often was young cats who were bred, and you couldn't tell if they
would have any diseases when they got older. Fortunately the
Russian Blue in general was a healthy breed, but there were
Russian Blues who died too young.
It is not possible to guarantee that a kitten will be sound and
healthy the whole life, but one thing can be done: avoid
inbreeding. Inbreeding generally reduce the immune defence
system of the cats, even if the parents are healthy cats
themselves. We never did inbreeding, and we even didn't use cats
who were close inbred themselves in our breeding.
Another topic that came up was Russian Blues with blood
group B. Cats with blood type B are not less healthy cats
than cats with blood type A, but problems might occur when a
blood type B queen gives birth. That's why we only used blood
group A cats for breeding, and we even didn't breed cats that had a known risk of being carrier of the blood type B gene. It
was no guarantee, but we didn't want deliberately to contribute to
more kittens with blood type B - or being carriers of the gene -
It was important that our kittens were sweet cats who the new
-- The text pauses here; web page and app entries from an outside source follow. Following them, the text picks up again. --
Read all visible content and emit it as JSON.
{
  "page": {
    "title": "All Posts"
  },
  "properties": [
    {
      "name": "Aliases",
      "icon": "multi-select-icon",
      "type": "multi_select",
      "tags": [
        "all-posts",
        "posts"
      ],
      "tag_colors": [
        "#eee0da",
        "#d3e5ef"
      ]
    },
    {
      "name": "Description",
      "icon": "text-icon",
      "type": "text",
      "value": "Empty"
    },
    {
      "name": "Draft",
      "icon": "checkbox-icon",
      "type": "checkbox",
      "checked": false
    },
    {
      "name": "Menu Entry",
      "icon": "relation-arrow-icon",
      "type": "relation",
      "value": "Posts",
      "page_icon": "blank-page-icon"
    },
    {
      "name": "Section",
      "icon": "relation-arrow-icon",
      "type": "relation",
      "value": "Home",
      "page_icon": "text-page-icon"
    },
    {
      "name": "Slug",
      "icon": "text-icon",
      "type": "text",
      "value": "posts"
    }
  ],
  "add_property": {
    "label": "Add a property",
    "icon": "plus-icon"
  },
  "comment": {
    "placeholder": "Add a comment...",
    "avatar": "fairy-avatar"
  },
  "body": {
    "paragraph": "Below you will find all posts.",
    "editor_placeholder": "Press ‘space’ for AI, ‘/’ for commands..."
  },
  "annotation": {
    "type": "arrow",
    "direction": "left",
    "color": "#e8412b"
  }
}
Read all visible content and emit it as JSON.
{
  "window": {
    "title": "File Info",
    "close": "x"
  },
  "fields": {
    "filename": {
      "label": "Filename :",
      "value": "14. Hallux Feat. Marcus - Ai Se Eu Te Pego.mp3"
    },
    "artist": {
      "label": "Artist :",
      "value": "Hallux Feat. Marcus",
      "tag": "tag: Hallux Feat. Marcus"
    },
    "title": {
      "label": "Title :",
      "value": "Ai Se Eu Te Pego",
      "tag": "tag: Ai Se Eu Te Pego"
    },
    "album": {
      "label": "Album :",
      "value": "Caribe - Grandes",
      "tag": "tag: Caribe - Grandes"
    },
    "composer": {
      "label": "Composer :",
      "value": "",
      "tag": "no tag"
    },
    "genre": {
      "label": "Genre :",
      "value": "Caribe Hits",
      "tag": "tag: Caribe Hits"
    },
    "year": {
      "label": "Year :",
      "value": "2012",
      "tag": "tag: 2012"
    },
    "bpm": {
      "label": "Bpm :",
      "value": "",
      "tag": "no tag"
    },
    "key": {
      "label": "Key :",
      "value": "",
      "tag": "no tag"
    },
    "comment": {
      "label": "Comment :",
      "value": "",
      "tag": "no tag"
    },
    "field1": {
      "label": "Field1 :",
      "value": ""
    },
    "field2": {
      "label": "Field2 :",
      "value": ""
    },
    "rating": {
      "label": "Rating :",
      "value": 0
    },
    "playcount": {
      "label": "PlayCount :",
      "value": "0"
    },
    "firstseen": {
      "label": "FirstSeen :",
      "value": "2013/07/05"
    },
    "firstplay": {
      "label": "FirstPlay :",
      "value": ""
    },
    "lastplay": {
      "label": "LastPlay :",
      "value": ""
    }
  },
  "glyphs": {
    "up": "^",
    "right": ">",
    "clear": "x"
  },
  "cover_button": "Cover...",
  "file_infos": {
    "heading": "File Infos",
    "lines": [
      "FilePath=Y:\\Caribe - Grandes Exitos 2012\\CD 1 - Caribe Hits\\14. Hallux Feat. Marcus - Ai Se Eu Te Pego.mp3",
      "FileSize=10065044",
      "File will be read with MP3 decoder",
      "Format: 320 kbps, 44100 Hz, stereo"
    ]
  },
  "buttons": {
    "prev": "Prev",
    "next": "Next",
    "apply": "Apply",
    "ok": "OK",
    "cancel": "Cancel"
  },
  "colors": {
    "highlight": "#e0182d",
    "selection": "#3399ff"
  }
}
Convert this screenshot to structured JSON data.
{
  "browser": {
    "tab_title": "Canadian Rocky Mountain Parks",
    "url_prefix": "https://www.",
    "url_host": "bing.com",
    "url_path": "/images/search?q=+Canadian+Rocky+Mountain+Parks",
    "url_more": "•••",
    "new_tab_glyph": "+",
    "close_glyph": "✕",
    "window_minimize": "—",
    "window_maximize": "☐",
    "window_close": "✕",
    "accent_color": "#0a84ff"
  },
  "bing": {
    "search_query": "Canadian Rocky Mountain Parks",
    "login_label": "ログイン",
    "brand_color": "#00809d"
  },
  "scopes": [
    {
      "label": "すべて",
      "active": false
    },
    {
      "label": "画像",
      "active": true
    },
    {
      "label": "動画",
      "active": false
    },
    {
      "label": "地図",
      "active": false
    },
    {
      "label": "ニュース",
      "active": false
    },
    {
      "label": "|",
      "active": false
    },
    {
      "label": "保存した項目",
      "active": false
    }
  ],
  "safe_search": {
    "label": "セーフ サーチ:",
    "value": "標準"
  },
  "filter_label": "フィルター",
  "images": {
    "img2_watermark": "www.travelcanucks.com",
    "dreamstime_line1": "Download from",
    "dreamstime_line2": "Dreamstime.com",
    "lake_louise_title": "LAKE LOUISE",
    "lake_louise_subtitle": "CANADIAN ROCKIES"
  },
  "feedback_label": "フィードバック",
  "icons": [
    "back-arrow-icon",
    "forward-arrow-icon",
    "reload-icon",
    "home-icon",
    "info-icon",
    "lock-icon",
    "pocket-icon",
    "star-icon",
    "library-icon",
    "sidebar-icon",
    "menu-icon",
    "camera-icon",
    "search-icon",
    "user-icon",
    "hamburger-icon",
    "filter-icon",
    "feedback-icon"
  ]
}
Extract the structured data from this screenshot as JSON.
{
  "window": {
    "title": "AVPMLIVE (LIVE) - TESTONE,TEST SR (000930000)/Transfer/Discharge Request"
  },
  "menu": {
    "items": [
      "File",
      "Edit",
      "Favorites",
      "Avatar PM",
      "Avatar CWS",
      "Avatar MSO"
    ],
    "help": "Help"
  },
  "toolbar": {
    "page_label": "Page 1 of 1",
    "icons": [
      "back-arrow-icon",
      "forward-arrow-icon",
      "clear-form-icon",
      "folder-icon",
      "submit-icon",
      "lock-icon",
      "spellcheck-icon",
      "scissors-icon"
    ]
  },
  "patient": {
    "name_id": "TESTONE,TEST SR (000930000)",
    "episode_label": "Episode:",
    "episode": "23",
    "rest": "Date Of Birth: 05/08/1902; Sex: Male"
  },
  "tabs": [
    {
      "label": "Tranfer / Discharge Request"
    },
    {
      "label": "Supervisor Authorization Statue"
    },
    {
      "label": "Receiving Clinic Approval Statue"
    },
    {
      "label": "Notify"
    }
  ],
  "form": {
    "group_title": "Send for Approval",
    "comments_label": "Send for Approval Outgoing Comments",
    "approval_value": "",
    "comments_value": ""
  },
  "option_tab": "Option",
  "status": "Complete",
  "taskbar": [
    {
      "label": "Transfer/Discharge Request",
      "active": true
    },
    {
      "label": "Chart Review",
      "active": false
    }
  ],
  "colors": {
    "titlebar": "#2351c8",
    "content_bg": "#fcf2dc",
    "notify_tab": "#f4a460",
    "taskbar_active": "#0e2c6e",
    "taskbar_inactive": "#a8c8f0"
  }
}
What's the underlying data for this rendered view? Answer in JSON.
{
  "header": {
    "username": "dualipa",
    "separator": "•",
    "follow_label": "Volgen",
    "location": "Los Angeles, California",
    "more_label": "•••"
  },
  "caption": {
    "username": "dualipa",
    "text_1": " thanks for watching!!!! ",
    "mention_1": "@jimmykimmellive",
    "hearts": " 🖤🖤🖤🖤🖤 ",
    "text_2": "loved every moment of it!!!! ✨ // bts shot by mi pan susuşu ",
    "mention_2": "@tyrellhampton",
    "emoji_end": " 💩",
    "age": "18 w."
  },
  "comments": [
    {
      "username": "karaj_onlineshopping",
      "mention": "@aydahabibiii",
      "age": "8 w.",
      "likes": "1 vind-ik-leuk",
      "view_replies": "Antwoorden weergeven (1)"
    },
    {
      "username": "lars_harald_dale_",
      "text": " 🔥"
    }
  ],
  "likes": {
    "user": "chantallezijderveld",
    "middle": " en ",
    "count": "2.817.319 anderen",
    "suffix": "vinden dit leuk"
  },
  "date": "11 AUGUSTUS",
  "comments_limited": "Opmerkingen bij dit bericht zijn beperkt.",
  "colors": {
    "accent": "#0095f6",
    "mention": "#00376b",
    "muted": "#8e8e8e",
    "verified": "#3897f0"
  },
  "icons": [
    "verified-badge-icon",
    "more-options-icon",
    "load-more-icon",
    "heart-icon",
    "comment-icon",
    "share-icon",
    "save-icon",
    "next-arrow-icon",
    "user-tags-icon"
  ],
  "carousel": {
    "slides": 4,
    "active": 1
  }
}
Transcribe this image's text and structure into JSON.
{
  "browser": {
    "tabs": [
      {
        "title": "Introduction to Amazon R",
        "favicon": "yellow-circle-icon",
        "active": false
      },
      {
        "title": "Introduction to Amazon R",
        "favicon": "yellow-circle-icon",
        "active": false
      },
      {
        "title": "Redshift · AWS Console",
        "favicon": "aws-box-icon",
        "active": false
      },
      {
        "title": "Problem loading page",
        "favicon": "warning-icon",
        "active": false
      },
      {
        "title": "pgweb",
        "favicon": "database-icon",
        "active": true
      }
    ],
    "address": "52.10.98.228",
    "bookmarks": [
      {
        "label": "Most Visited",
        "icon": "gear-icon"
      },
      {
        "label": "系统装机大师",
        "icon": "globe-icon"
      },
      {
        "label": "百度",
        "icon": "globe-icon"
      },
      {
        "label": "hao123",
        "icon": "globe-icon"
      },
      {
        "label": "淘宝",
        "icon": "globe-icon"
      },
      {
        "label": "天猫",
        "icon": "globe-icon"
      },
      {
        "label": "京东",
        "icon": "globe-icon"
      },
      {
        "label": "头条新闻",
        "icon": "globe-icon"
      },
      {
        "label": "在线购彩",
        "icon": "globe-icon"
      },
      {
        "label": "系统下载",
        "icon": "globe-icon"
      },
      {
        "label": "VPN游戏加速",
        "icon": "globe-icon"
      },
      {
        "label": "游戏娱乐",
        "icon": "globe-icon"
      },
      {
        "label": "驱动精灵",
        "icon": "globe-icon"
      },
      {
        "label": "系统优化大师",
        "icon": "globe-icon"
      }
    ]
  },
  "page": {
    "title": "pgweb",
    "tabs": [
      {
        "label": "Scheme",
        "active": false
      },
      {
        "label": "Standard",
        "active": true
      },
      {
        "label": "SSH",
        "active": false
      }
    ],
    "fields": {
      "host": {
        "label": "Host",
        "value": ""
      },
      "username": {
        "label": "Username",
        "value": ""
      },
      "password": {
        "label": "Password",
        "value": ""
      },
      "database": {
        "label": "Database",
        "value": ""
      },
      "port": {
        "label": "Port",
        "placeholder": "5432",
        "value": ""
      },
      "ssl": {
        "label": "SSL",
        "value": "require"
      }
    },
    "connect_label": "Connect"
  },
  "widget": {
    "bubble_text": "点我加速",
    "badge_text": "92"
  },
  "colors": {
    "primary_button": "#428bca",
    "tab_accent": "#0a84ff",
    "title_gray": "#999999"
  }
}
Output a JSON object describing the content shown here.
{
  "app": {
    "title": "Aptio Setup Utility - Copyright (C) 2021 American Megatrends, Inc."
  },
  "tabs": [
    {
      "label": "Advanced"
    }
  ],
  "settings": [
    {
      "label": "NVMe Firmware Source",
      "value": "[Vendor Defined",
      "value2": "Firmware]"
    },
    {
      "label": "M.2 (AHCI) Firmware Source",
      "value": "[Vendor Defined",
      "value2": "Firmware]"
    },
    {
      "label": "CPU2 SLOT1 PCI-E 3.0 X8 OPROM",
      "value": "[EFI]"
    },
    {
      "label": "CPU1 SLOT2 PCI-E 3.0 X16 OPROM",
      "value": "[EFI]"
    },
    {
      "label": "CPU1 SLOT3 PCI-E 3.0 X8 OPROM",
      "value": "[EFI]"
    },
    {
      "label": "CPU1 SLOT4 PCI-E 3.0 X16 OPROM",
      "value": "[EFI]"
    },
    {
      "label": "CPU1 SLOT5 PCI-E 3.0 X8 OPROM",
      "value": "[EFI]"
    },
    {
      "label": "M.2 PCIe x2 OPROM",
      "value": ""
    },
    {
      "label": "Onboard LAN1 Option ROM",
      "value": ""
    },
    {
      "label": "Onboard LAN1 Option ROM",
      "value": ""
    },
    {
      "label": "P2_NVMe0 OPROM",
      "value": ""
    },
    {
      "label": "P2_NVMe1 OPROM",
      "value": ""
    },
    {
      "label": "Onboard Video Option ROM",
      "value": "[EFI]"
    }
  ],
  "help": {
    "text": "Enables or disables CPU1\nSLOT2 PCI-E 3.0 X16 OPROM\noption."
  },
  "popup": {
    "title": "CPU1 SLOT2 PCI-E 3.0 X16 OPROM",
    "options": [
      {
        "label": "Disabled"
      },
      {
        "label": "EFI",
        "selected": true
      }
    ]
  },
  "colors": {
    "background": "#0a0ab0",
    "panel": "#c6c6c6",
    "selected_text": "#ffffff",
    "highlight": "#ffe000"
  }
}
owners wold be happy about. We worked a lot to socialize
our kittens. They were handled for a long time each day. We
fiddled with them all over, we examined their ears and mouth, and
we cut their claws when they were very young. We also exposed them
to many noises such as the hoover, music and so on.
It is difficult to guarantee that a kitten will have a temper
for shows. Our females were all good show cats, and we preferred
a sire that has been shown without problems. However we could
sure that the kittens would have a temper for shows as well, but if
the new owners wanted to show their cat we offered to keep the
kitten so long that we could show it once ourselves to see how it
reacted to shows.
all our intensions several of our kittens after Lilit (and even
Lilit herself) developed behavioural problems. In fact all the
females including our own Sarantoya have had problems being with
other cats, and one of them even was aggressive towards one a
the owners and had to be put down.
time the cat has been very frightened because of something, and
it appears that she has thought it was the fellow cat (or once a
human being) who had caused this "something". It
probably happens often for cats, but usually they get friends
quickly again. Unfortunately not always for our female kittens.
first time it happened we thought it was because of a postnatal
depression, but now that it has happened several times, we are
sure it must be a hereditary defect. If we had known we wouldn't
have bred neither Lilit. However the first incident took place
when Lilit and even Sarantoya had already got their kittens, so
not much could be done about it.
When the two first demands were met it could be necessary to
compromise with the exterior.
It is much easier to decide the looks of the kittens when you
inbreed, but we didn't do that. It is a kind of jeapardy when you
avoid inbreeding. What we could do was to choose a sire
that we thought was beautiful and would complement the queen.
What is a beautiful Russian Blue? Many details can be
pointed out, but what we valued the highest was a good
expression: Large eyes set wide apart, the characteristic
profile af the Russian Blue with a distinct angle right over the
eyes and a good strong chin. We prefered a broad head and
the nose should not be too long. We wanted the body elegant yet
muscular, and we wanted long legs and a long tail. The
eyecolour was a must.
Pointed Russian Blues:
In older days siamese cats were used in the Russian Blue
breeding, and not too long ago some tried to breed pointed
Russian Blues. It is a part of the history of the Russian Blue,
and no Russian Blue can be absolutely certain not to be a
carrier of the siamese gene.
We never had any pointed kittens, but anyway the
issue didn't worry us because pointed Russian Blues are exactly
as healthy as full blue. Our females had no known risk of being
carriers, but we didn't avoid a sire that had a known risk if he
had other good qualities. We always would inform the new owner of
If we had bred pointed kittens they would not be sold for breeding,
and the price would be reduced.
Some Russian Blues have a few white hairs on the chest, some
have a white spot. This only matters when it comes to shows.